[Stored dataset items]
===============
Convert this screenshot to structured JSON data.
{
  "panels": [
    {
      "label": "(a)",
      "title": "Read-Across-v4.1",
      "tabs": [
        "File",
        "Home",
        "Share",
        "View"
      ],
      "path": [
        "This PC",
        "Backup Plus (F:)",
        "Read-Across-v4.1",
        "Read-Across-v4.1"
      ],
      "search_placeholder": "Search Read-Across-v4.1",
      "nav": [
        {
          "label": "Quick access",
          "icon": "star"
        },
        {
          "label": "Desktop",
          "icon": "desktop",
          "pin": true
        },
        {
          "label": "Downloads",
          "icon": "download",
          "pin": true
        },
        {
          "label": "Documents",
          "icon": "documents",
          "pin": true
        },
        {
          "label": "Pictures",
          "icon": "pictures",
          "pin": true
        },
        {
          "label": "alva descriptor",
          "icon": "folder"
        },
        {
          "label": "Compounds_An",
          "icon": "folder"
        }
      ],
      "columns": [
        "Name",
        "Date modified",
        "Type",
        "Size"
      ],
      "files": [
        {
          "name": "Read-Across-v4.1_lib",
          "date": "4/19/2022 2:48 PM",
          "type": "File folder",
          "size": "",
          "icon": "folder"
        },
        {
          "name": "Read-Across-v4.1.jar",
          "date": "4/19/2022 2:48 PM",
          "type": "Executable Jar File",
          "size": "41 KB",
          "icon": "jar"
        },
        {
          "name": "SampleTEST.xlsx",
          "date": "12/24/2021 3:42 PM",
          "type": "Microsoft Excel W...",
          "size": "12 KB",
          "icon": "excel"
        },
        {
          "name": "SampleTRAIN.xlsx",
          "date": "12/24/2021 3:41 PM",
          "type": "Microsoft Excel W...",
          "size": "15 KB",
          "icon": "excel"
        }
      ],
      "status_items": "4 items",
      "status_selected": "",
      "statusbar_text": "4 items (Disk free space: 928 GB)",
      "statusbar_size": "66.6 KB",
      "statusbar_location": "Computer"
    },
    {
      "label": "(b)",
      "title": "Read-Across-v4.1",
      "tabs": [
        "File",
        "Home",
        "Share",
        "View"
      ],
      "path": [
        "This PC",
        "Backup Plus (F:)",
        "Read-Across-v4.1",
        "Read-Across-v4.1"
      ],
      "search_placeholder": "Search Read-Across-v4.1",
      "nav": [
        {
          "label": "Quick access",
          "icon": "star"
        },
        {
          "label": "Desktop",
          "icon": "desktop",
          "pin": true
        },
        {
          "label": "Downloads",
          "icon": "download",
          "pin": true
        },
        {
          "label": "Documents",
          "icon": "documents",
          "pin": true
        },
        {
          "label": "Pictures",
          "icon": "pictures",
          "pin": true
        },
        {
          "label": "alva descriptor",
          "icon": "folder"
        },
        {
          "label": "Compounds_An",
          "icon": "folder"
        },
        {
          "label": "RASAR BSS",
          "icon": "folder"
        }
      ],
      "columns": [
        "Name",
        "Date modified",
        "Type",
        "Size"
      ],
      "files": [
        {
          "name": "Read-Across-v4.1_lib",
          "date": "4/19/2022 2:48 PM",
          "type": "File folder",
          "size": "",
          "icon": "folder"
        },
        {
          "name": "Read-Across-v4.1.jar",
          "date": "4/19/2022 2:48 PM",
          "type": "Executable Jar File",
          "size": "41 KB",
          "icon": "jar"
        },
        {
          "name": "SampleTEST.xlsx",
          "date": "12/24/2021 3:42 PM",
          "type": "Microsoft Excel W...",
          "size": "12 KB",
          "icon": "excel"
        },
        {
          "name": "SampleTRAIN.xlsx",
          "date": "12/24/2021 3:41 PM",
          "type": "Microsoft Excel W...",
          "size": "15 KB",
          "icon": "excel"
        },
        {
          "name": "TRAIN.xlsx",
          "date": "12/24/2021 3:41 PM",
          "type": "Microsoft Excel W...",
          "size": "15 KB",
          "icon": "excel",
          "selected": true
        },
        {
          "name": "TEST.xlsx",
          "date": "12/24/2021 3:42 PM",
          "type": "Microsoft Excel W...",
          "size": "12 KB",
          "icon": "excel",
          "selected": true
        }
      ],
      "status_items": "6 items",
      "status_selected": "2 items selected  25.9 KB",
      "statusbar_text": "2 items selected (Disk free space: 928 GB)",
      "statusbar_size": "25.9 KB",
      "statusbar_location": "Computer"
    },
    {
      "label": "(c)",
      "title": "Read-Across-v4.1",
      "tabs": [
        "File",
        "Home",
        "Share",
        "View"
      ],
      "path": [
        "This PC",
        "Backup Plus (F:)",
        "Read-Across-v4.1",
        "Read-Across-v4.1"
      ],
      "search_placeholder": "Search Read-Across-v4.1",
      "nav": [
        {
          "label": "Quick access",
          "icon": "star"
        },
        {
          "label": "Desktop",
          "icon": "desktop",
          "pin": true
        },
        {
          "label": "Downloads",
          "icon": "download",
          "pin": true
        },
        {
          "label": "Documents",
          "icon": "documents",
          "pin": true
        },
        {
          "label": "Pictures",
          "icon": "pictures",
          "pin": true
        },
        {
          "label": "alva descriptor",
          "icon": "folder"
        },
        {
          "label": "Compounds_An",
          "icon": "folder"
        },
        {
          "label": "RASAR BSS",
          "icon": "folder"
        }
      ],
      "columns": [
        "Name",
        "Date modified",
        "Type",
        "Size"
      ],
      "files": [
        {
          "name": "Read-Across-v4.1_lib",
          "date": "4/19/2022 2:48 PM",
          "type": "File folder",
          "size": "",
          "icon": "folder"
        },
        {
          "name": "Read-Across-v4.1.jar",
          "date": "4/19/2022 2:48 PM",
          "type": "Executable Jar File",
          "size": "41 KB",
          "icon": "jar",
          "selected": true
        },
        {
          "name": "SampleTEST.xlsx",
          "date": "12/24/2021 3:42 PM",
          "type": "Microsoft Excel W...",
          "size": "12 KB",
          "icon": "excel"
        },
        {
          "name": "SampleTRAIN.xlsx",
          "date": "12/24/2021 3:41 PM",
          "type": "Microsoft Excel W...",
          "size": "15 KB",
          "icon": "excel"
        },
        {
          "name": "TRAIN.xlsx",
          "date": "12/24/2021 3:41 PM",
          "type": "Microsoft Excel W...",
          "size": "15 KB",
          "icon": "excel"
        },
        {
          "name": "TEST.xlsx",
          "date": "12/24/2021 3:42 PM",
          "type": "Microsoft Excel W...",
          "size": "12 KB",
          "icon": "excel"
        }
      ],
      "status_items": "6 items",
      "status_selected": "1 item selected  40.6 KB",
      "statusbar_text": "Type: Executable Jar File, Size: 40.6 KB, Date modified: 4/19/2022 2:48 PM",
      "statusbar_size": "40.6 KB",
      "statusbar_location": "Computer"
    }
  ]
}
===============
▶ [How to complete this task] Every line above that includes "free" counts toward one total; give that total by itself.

▶ [Result of this task] 2